[Task objective]:
Pick out every line of the entries below where "name" occurs, and copy those lines.

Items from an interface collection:
---

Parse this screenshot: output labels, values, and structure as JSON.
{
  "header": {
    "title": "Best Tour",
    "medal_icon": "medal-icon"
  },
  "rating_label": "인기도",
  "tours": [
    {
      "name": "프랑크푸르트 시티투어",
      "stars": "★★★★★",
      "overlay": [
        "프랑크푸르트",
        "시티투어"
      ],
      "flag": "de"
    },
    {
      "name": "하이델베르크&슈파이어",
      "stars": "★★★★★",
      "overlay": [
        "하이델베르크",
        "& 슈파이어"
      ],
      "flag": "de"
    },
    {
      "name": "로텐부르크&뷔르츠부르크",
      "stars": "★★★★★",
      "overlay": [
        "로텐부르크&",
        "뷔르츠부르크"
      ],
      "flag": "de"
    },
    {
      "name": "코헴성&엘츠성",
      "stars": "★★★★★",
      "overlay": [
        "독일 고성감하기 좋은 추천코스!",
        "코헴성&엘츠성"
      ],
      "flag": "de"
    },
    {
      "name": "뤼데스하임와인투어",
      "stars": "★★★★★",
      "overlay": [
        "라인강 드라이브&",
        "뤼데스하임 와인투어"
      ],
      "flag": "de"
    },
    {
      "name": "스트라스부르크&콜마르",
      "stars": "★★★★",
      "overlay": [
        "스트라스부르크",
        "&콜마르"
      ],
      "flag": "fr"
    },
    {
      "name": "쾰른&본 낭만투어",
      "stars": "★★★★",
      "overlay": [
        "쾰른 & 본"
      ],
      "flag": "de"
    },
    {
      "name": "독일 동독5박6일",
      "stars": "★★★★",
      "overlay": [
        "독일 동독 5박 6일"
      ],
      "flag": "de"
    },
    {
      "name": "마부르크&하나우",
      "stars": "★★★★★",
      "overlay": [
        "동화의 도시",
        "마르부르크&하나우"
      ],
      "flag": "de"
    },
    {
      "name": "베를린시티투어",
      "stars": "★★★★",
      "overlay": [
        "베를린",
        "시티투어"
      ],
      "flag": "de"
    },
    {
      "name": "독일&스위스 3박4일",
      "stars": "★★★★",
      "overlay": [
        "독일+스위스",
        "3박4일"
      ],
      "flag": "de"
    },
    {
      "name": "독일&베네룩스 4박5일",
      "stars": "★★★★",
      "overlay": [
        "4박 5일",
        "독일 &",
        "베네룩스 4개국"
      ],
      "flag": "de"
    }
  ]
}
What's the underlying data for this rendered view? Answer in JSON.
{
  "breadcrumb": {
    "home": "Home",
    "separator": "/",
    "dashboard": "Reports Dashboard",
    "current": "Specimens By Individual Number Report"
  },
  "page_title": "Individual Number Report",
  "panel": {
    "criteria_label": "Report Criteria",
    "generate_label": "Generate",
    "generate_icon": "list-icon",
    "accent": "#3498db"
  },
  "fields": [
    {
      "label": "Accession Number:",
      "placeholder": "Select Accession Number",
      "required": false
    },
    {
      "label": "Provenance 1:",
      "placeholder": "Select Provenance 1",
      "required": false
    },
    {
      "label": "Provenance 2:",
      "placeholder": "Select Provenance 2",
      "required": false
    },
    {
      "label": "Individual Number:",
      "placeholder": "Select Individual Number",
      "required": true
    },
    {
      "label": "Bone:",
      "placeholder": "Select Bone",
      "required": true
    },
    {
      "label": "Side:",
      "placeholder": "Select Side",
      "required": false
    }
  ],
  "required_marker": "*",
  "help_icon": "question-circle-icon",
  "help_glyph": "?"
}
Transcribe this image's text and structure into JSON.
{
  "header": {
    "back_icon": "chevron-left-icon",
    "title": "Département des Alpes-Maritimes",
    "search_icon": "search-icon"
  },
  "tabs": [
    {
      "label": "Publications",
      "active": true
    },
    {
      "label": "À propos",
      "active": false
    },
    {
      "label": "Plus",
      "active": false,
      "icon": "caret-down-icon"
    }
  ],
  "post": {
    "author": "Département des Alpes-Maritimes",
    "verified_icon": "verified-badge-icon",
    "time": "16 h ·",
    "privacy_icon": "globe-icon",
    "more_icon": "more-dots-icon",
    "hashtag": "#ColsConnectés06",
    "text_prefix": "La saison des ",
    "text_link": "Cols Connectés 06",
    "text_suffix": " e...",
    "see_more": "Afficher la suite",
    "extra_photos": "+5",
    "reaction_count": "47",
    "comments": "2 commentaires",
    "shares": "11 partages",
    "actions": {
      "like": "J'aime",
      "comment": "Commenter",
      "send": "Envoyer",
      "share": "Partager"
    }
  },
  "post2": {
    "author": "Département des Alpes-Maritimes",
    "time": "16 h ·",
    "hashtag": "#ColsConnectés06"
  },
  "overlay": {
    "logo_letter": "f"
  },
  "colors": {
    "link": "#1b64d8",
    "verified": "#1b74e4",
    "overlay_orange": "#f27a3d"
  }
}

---

[Output below]:
      "name": "프랑크푸르트 시티투어",
      "name": "하이델베르크&슈파이어",
      "name": "로텐부르크&뷔르츠부르크",
      "name": "코헴성&엘츠성",
      "name": "뤼데스하임와인투어",
      "name": "스트라스부르크&콜마르",
      "name": "쾰른&본 낭만투어",
      "name": "독일 동독5박6일",
      "name": "마부르크&하나우",
      "name": "베를린시티투어",
      "name": "독일&스위스 3박4일",
      "name": "독일&베네룩스 4박5일",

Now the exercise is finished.